LF: There were several sticking points, ie more difficult decisions at the panel deliberated on. One was regarding the need for bridge therapy with low-dose prednisone. It is recognized that many patients will require prednisone to help manage her symptoms until DMARDs kick in. However, because of the toxicity associated with even low doses of prednisone, and the common finding that patients remain on low-dose prednisone much longer than originally planned when using as bridge therapy, the panel’s recommendation was now to recommend against the use of low-dose prednisone even as bridge therapy. This is not meant to eliminate this oxygen for patients who needed, it is meant to ensure that rheumatologists do not default to using bridge therapy but that rather this is only used when absolutely necessary. The other major sticking point was on whether patients that were not doing well enough on methotrexate should escalate to triple therapy or to adding a biologic or targeted synthetic DMARD. Again, this recommendation required significant deliberation. In the end, the patient's preference for earlier onset of treatment persuaded the panel to recommend a biologic or targeted synthetic DMARD over triple therapy. Studies also showing that it is difficult for some patients to remain on triple therapy, most probably due to sulfasalazine, was also taken into consideration. There were also 2 areas where patients and the remaining of the voting panel disagreed. One was on the initial use of combination conventional synthetic DMARDs over methotrexate monotherapy. Patient's preferred initial treatment with combination because of its incremental benefits, whereas clinicians do not feel that this incremental benefit warranted the additional burden of toxicity associated with combination therapy. This difference was also noted in 2015 guidelines. In addition, patients were also strongly for discontinuing DMARDs when tapering over dose reduction, whereas the clinicians preferred the latter.
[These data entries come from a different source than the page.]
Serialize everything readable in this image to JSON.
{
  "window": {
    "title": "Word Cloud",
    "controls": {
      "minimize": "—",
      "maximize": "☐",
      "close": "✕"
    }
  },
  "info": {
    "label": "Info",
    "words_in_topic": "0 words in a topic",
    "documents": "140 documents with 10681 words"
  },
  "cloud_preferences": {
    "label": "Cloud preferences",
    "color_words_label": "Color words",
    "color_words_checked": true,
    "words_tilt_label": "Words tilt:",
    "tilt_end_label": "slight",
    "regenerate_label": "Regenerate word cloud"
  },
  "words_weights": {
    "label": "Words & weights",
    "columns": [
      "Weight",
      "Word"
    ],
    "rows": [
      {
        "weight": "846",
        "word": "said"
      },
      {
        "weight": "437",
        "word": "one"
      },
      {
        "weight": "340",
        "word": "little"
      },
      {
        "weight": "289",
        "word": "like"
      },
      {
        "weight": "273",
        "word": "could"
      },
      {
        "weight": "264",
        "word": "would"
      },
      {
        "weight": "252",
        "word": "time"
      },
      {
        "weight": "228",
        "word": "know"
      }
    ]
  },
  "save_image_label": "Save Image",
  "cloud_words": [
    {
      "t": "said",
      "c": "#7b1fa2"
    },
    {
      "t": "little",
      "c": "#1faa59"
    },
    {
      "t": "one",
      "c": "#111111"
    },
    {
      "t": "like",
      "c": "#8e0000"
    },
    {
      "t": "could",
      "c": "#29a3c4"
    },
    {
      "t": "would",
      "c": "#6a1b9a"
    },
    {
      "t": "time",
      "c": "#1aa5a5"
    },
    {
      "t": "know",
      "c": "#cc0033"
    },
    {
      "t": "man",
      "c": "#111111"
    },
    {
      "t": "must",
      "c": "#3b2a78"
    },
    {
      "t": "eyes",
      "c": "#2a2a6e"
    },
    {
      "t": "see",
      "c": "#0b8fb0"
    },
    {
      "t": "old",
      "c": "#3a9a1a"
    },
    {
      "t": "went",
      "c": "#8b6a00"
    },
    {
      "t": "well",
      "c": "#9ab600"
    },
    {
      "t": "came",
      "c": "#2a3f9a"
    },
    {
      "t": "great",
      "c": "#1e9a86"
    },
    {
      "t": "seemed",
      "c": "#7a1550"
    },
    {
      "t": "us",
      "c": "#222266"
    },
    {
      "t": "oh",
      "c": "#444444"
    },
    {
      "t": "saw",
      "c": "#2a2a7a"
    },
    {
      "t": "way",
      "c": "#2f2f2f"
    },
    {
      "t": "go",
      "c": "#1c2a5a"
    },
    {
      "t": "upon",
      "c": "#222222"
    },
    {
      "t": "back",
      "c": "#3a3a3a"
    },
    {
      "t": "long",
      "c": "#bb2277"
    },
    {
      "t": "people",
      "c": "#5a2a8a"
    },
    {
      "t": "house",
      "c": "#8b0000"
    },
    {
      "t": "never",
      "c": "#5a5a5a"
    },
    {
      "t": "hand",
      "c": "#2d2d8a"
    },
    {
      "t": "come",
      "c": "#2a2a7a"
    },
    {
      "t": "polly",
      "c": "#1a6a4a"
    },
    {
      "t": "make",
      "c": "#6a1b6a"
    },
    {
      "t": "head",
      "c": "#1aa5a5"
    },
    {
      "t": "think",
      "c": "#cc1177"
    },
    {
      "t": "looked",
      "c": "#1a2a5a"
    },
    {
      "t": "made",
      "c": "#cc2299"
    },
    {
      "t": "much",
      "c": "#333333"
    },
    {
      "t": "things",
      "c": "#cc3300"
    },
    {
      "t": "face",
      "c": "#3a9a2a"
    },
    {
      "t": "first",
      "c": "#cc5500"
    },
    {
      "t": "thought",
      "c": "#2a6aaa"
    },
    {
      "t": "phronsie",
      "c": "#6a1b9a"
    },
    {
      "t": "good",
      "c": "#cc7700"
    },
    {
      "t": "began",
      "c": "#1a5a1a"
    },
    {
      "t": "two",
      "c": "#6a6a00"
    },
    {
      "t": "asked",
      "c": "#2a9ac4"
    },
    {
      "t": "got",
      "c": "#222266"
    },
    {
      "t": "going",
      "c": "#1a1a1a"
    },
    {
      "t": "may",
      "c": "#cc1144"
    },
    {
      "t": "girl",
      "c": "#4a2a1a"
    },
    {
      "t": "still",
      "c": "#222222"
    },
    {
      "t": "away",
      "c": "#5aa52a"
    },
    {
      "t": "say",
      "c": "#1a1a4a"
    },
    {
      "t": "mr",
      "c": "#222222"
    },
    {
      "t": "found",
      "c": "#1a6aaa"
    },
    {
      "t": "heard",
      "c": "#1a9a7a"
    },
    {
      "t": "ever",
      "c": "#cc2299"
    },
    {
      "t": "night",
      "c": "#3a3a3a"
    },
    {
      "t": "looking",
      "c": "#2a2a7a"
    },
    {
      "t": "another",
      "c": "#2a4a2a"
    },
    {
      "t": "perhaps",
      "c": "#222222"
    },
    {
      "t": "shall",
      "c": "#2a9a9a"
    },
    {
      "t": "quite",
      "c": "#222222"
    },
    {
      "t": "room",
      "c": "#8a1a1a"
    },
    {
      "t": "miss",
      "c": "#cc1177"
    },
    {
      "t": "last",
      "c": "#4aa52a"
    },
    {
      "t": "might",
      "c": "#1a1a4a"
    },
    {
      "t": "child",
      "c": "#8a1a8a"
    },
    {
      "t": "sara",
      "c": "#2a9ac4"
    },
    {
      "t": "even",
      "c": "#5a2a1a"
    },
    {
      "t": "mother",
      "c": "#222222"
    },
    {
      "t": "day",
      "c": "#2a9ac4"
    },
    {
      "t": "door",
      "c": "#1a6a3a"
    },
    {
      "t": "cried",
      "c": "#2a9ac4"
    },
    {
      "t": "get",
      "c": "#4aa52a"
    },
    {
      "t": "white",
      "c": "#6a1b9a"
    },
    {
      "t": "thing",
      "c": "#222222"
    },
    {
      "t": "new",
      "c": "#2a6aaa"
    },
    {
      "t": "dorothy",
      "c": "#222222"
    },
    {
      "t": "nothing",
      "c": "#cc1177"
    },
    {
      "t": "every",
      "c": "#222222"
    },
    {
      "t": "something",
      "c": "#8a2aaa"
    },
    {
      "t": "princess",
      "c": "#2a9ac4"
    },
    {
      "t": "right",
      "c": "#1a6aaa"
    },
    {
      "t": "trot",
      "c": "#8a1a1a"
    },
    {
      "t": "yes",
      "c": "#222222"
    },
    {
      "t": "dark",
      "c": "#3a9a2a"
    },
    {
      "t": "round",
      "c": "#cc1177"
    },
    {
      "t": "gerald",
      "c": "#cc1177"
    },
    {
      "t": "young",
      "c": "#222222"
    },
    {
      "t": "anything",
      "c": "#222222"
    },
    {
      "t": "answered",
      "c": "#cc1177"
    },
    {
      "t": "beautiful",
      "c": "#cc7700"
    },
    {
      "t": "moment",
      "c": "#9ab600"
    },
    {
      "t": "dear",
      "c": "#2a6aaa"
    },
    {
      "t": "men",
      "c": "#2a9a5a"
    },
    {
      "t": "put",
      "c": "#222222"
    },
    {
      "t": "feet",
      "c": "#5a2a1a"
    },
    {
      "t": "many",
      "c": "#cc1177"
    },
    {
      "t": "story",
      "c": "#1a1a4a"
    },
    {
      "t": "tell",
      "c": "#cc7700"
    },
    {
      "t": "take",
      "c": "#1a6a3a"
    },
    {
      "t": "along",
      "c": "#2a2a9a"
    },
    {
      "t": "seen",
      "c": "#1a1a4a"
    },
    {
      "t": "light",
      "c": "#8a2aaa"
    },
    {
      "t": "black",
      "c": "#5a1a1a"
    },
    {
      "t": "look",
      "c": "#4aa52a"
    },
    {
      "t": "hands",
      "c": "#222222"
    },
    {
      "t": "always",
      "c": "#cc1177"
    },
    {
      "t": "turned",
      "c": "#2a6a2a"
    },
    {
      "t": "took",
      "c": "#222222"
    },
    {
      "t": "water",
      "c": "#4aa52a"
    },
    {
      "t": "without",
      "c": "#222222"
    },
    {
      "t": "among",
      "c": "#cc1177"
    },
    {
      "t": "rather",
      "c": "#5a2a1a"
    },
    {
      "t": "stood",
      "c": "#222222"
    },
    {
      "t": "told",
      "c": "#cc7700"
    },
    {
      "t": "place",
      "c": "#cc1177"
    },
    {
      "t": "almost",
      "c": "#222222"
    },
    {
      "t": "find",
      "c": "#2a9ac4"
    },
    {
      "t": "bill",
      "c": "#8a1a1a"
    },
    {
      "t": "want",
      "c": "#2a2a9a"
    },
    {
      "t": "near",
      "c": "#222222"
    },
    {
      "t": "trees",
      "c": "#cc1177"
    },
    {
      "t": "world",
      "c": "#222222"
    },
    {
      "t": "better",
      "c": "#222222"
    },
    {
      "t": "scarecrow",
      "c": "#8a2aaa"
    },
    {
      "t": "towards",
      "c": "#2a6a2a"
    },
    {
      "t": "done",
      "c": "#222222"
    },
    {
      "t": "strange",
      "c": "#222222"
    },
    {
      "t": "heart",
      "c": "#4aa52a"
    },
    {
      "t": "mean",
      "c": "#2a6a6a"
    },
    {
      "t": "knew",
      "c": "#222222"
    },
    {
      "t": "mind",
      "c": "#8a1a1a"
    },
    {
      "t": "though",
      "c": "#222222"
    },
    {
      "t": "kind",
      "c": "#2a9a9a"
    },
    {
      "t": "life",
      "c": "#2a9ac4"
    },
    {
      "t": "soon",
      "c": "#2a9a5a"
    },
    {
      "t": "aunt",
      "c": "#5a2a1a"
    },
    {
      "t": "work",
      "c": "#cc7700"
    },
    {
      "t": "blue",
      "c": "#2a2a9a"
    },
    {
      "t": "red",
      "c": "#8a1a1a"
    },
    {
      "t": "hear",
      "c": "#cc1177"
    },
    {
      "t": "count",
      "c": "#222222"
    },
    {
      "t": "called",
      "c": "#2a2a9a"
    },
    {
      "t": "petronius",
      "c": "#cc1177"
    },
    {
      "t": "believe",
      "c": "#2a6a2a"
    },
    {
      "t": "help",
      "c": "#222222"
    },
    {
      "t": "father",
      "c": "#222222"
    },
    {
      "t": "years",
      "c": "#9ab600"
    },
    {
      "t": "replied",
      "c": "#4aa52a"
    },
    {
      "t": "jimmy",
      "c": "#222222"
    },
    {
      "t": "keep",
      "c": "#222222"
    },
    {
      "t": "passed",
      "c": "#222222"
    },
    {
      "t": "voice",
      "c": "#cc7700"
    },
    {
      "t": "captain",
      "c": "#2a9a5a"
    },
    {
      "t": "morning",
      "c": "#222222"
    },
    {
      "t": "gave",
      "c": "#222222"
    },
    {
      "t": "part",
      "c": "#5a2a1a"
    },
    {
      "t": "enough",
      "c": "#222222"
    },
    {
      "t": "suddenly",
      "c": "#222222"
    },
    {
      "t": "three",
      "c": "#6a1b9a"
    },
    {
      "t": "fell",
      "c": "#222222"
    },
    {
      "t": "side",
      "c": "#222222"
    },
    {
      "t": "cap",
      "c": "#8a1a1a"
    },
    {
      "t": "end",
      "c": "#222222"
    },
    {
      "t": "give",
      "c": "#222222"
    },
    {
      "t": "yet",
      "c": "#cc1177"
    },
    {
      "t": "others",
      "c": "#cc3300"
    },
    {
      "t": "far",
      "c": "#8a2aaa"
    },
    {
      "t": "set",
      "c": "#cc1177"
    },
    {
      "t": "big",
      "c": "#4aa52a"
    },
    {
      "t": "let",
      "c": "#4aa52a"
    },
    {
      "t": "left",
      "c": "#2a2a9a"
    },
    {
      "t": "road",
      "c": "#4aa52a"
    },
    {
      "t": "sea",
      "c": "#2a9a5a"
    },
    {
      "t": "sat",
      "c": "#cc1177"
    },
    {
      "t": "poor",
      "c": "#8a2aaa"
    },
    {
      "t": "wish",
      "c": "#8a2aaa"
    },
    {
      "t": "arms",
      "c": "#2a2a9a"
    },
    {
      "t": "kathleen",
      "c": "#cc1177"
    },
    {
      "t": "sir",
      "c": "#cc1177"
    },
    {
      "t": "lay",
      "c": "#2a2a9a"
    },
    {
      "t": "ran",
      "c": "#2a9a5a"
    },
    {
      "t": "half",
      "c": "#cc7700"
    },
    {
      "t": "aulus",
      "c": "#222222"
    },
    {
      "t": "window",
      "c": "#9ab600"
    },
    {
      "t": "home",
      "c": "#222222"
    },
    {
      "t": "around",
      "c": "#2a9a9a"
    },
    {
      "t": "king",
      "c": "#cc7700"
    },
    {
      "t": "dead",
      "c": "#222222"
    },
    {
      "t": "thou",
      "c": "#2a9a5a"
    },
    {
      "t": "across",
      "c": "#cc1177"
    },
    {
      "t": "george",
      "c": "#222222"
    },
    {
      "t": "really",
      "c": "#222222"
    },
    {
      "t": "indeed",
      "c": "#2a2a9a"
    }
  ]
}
RN: Were there any items that still need to be decided?
LF: The guidelines cited several areas where there was insufficient evidence to permit any recommendations. We actually published a table including over 10 important areas where data are needed to make important clinical decisions in everyday practice. These include issues surrounding methotrexate administration, how best to implement treat to target strategies, comparative effectiveness and safety data between her different agents, as well as how best to treat patients with important comorbidities.
RN: What are the priorities for the next guidelines?
LF: Originally these guidelines were meant to address other areas which are very important for patient care including nonpharmacologic therapy and vaccine administration. Both of these issues will be undertaken in efforts by other panels.